Task statement >>
Repeat these records exactly, pictures excluded.

Entries from a dataset of interfaces >>
★ ★ ★ ★ ★ ★ ★

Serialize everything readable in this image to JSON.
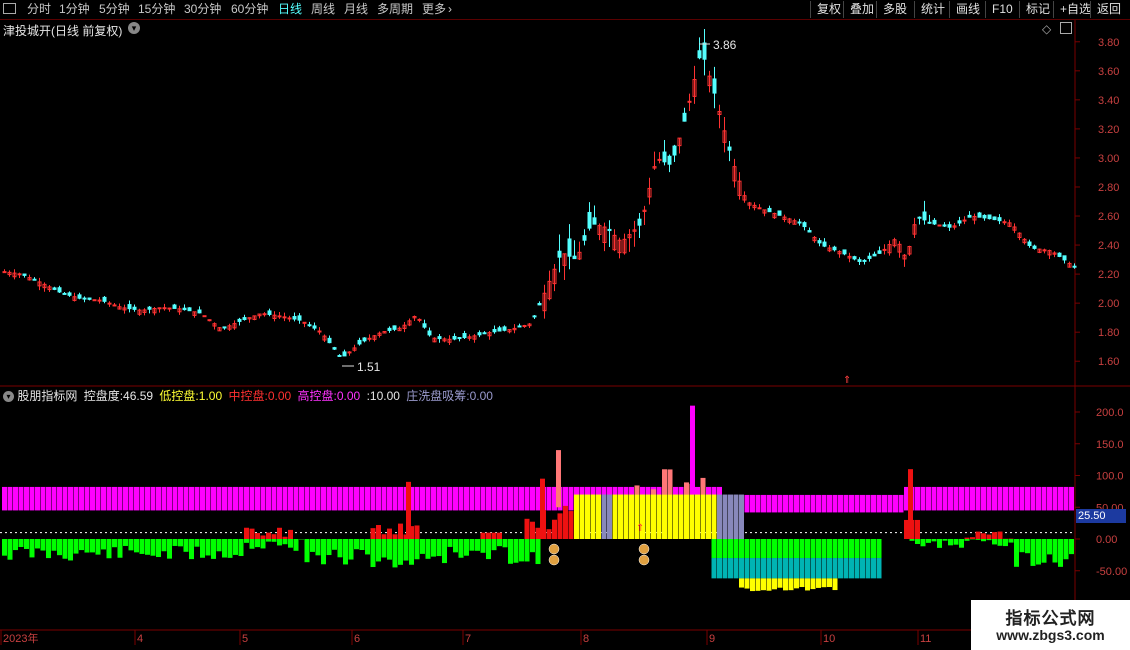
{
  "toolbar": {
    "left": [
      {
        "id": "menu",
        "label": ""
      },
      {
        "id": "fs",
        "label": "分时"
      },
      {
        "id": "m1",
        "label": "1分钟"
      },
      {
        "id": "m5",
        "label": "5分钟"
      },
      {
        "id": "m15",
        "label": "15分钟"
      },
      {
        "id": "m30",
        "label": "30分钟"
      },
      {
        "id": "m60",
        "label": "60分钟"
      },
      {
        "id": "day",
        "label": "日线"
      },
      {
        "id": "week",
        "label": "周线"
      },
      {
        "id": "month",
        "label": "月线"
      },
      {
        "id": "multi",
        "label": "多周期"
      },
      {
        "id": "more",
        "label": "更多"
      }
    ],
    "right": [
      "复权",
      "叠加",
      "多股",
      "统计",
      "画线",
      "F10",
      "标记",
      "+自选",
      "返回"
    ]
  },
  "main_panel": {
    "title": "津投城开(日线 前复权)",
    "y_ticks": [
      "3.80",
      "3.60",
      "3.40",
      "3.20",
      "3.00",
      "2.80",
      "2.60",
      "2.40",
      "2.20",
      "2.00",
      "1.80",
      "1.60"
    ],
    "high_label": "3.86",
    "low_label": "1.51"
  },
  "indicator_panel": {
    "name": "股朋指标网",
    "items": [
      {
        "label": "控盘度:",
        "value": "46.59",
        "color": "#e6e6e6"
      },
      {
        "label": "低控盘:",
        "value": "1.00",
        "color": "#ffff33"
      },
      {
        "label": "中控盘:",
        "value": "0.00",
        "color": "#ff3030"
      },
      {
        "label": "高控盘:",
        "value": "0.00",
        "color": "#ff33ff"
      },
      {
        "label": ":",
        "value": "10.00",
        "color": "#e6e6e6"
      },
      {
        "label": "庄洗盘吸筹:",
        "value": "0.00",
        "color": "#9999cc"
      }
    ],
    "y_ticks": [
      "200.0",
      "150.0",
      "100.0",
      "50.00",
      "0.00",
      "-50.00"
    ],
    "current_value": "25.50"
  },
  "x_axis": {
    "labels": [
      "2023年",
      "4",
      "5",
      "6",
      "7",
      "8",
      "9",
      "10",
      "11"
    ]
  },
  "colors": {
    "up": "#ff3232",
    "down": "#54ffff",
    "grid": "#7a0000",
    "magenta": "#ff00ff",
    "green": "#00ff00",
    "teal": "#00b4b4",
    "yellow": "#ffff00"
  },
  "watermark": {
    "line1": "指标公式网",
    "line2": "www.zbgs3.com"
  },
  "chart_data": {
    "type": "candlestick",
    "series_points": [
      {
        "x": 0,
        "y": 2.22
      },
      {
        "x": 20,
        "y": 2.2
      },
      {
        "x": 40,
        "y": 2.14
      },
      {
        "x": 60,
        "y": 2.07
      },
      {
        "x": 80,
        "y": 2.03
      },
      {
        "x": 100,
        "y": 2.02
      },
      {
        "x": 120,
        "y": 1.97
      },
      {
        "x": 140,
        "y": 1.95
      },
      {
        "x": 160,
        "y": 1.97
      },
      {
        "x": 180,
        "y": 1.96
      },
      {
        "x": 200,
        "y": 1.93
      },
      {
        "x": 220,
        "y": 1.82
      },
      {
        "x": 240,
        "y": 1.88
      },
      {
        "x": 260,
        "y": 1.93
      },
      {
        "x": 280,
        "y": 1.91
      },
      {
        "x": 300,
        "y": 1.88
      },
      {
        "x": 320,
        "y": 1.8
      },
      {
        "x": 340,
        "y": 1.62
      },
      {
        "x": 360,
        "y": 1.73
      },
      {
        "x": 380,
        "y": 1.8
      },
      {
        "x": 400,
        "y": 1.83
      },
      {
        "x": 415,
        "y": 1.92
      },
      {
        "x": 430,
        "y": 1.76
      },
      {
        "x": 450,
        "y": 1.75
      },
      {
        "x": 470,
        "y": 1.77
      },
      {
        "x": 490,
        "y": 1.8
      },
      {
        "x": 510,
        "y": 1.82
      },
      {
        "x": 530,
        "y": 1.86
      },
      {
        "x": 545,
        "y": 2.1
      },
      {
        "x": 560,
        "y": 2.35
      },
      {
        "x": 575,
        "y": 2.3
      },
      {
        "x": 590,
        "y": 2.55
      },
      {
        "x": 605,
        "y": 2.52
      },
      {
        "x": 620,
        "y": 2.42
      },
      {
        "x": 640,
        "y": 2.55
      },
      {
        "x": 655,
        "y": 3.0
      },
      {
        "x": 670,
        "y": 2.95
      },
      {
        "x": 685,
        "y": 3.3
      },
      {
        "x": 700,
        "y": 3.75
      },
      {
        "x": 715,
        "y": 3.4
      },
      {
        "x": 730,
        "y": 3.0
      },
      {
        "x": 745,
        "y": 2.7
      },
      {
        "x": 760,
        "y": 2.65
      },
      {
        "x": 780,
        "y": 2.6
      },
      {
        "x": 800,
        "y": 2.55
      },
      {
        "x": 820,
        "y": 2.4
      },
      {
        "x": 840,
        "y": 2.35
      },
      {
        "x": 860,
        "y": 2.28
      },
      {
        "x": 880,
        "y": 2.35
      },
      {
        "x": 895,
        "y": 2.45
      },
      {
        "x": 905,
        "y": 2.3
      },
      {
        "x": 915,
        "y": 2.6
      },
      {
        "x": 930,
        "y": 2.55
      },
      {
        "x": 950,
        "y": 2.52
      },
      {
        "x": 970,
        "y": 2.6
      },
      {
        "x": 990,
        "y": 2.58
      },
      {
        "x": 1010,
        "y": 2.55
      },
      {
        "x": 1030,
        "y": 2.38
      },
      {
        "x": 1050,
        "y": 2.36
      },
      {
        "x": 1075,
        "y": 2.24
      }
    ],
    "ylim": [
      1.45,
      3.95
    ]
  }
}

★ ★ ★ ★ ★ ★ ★

Reply to the task >>
Serialize everything readable in this image to JSON.
{
  "toolbar": {
    "left": [
      {
        "id": "menu",
        "label": ""
      },
      {
        "id": "fs",
        "label": "分时"
      },
      {
        "id": "m1",
        "label": "1分钟"
      },
      {
        "id": "m5",
        "label": "5分钟"
      },
      {
        "id": "m15",
        "label": "15分钟"
      },
      {
        "id": "m30",
        "label": "30分钟"
      },
      {
        "id": "m60",
        "label": "60分钟"
      },
      {
        "id": "day",
        "label": "日线"
      },
      {
        "id": "week",
        "label": "周线"
      },
      {
        "id": "month",
        "label": "月线"
      },
      {
        "id": "multi",
        "label": "多周期"
      },
      {
        "id": "more",
        "label": "更多"
      }
    ],
    "right": [
      "复权",
      "叠加",
      "多股",
      "统计",
      "画线",
      "F10",
      "标记",
      "+自选",
      "返回"
    ]
  },
  "main_panel": {
    "title": "津投城开(日线 前复权)",
    "y_ticks": [
      "3.80",
      "3.60",
      "3.40",
      "3.20",
      "3.00",
      "2.80",
      "2.60",
      "2.40",
      "2.20",
      "2.00",
      "1.80",
      "1.60"
    ],
    "high_label": "3.86",
    "low_label": "1.51"
  },
  "indicator_panel": {
    "name": "股朋指标网",
    "items": [
      {
        "label": "控盘度:",
        "value": "46.59",
        "color": "#e6e6e6"
      },
      {
        "label": "低控盘:",
        "value": "1.00",
        "color": "#ffff33"
      },
      {
        "label": "中控盘:",
        "value": "0.00",
        "color": "#ff3030"
      },
      {
        "label": "高控盘:",
        "value": "0.00",
        "color": "#ff33ff"
      },
      {
        "label": ":",
        "value": "10.00",
        "color": "#e6e6e6"
      },
      {
        "label": "庄洗盘吸筹:",
        "value": "0.00",
        "color": "#9999cc"
      }
    ],
    "y_ticks": [
      "200.0",
      "150.0",
      "100.0",
      "50.00",
      "0.00",
      "-50.00"
    ],
    "current_value": "25.50"
  },
  "x_axis": {
    "labels": [
      "2023年",
      "4",
      "5",
      "6",
      "7",
      "8",
      "9",
      "10",
      "11"
    ]
  },
  "colors": {
    "up": "#ff3232",
    "down": "#54ffff",
    "grid": "#7a0000",
    "magenta": "#ff00ff",
    "green": "#00ff00",
    "teal": "#00b4b4",
    "yellow": "#ffff00"
  },
  "watermark": {
    "line1": "指标公式网",
    "line2": "www.zbgs3.com"
  },
  "chart_data": {
    "type": "candlestick",
    "series_points": [
      {
        "x": 0,
        "y": 2.22
      },
      {
        "x": 20,
        "y": 2.2
      },
      {
        "x": 40,
        "y": 2.14
      },
      {
        "x": 60,
        "y": 2.07
      },
      {
        "x": 80,
        "y": 2.03
      },
      {
        "x": 100,
        "y": 2.02
      },
      {
        "x": 120,
        "y": 1.97
      },
      {
        "x": 140,
        "y": 1.95
      },
      {
        "x": 160,
        "y": 1.97
      },
      {
        "x": 180,
        "y": 1.96
      },
      {
        "x": 200,
        "y": 1.93
      },
      {
        "x": 220,
        "y": 1.82
      },
      {
        "x": 240,
        "y": 1.88
      },
      {
        "x": 260,
        "y": 1.93
      },
      {
        "x": 280,
        "y": 1.91
      },
      {
        "x": 300,
        "y": 1.88
      },
      {
        "x": 320,
        "y": 1.8
      },
      {
        "x": 340,
        "y": 1.62
      },
      {
        "x": 360,
        "y": 1.73
      },
      {
        "x": 380,
        "y": 1.8
      },
      {
        "x": 400,
        "y": 1.83
      },
      {
        "x": 415,
        "y": 1.92
      },
      {
        "x": 430,
        "y": 1.76
      },
      {
        "x": 450,
        "y": 1.75
      },
      {
        "x": 470,
        "y": 1.77
      },
      {
        "x": 490,
        "y": 1.8
      },
      {
        "x": 510,
        "y": 1.82
      },
      {
        "x": 530,
        "y": 1.86
      },
      {
        "x": 545,
        "y": 2.1
      },
      {
        "x": 560,
        "y": 2.35
      },
      {
        "x": 575,
        "y": 2.3
      },
      {
        "x": 590,
        "y": 2.55
      },
      {
        "x": 605,
        "y": 2.52
      },
      {
        "x": 620,
        "y": 2.42
      },
      {
        "x": 640,
        "y": 2.55
      },
      {
        "x": 655,
        "y": 3.0
      },
      {
        "x": 670,
        "y": 2.95
      },
      {
        "x": 685,
        "y": 3.3
      },
      {
        "x": 700,
        "y": 3.75
      },
      {
        "x": 715,
        "y": 3.4
      },
      {
        "x": 730,
        "y": 3.0
      },
      {
        "x": 745,
        "y": 2.7
      },
      {
        "x": 760,
        "y": 2.65
      },
      {
        "x": 780,
        "y": 2.6
      },
      {
        "x": 800,
        "y": 2.55
      },
      {
        "x": 820,
        "y": 2.4
      },
      {
        "x": 840,
        "y": 2.35
      },
      {
        "x": 860,
        "y": 2.28
      },
      {
        "x": 880,
        "y": 2.35
      },
      {
        "x": 895,
        "y": 2.45
      },
      {
        "x": 905,
        "y": 2.3
      },
      {
        "x": 915,
        "y": 2.6
      },
      {
        "x": 930,
        "y": 2.55
      },
      {
        "x": 950,
        "y": 2.52
      },
      {
        "x": 970,
        "y": 2.6
      },
      {
        "x": 990,
        "y": 2.58
      },
      {
        "x": 1010,
        "y": 2.55
      },
      {
        "x": 1030,
        "y": 2.38
      },
      {
        "x": 1050,
        "y": 2.36
      },
      {
        "x": 1075,
        "y": 2.24
      }
    ],
    "ylim": [
      1.45,
      3.95
    ]
  }
}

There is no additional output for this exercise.